All lines in the records below that hold "Name" are to be shown.

Data supplied:
● ● ● ● ● ● ●

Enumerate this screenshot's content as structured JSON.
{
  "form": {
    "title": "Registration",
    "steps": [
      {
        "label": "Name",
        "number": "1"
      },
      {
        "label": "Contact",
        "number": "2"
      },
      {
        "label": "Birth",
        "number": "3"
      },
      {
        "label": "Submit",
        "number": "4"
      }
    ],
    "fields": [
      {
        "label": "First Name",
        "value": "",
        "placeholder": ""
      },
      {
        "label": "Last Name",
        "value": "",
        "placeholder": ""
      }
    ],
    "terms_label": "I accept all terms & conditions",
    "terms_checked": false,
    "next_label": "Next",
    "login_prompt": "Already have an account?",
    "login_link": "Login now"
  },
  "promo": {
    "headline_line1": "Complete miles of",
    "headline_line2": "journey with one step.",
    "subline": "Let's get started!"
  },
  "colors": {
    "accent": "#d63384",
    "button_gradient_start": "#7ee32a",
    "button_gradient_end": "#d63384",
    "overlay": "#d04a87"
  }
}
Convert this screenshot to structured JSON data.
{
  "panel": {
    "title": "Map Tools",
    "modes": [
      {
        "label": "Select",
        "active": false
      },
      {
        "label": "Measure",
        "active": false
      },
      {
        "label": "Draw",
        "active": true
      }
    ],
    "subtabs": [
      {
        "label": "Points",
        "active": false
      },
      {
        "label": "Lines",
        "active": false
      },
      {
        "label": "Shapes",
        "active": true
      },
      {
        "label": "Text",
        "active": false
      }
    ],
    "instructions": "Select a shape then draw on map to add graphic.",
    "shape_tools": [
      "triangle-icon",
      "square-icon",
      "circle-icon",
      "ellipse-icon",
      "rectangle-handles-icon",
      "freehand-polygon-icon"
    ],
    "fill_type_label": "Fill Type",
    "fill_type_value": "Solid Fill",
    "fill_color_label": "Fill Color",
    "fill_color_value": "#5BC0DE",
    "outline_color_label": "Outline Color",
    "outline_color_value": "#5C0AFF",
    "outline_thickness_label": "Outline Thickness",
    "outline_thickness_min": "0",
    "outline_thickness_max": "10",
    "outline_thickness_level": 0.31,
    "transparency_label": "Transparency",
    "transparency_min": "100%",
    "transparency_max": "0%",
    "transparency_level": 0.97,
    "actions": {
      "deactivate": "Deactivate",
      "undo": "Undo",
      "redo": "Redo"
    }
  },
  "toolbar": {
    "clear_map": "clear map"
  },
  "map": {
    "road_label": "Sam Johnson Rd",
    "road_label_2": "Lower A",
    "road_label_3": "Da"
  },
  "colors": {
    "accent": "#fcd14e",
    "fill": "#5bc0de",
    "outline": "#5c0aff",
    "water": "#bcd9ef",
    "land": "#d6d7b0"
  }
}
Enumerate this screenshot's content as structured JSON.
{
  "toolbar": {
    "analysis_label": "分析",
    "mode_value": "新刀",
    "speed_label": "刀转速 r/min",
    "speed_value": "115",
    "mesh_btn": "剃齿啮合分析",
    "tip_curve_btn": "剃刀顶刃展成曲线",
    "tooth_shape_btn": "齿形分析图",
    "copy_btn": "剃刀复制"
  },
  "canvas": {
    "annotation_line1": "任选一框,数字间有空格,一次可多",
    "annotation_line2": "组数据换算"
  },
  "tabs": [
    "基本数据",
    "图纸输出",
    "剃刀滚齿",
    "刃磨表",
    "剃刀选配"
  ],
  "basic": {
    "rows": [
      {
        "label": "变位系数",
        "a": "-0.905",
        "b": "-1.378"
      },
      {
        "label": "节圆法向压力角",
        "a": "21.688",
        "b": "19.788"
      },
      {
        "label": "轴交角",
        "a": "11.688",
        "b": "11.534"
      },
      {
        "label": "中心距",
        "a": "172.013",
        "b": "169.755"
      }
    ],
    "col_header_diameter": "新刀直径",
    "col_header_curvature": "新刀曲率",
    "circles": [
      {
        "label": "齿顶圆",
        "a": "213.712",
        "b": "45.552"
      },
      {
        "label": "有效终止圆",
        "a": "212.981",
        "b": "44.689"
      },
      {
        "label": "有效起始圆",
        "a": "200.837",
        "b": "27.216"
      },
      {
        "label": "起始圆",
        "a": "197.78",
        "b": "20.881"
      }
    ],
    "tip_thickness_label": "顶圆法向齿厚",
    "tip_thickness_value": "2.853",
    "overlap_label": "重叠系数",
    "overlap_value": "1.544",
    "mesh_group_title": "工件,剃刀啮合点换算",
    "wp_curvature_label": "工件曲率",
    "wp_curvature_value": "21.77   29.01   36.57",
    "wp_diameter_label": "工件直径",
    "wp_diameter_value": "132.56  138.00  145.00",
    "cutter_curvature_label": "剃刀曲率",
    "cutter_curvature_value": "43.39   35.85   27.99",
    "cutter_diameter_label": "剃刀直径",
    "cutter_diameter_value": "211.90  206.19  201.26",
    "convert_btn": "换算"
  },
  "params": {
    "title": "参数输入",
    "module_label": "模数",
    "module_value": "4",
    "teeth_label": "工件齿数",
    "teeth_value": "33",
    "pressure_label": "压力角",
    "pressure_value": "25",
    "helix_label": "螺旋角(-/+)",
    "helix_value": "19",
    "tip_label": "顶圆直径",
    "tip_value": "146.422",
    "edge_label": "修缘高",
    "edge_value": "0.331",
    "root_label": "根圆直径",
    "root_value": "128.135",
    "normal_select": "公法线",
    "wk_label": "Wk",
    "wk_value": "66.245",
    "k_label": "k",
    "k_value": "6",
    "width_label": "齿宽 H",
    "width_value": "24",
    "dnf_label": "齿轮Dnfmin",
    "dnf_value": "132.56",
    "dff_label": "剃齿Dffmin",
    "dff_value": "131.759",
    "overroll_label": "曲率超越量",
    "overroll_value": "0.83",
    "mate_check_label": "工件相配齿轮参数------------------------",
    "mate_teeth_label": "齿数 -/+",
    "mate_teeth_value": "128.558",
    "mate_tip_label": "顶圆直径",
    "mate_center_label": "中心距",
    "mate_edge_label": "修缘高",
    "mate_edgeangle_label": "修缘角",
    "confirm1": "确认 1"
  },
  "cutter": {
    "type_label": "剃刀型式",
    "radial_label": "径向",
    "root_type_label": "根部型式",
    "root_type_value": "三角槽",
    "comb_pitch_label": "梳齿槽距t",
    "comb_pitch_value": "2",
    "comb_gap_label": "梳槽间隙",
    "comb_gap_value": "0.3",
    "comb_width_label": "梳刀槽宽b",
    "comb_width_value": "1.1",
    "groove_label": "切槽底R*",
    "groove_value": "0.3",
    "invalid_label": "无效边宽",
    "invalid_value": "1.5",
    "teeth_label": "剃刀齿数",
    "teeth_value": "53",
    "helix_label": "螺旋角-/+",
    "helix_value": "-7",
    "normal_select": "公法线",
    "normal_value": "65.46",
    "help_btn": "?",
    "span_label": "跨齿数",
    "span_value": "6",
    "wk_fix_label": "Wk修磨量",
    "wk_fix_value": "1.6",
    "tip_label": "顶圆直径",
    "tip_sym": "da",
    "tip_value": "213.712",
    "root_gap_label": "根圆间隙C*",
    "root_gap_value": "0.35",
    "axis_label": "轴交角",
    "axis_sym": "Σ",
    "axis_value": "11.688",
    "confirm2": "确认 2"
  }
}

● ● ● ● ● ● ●

Reply:
        "label": "Name",
        "label": "First Name",
        "label": "Last Name",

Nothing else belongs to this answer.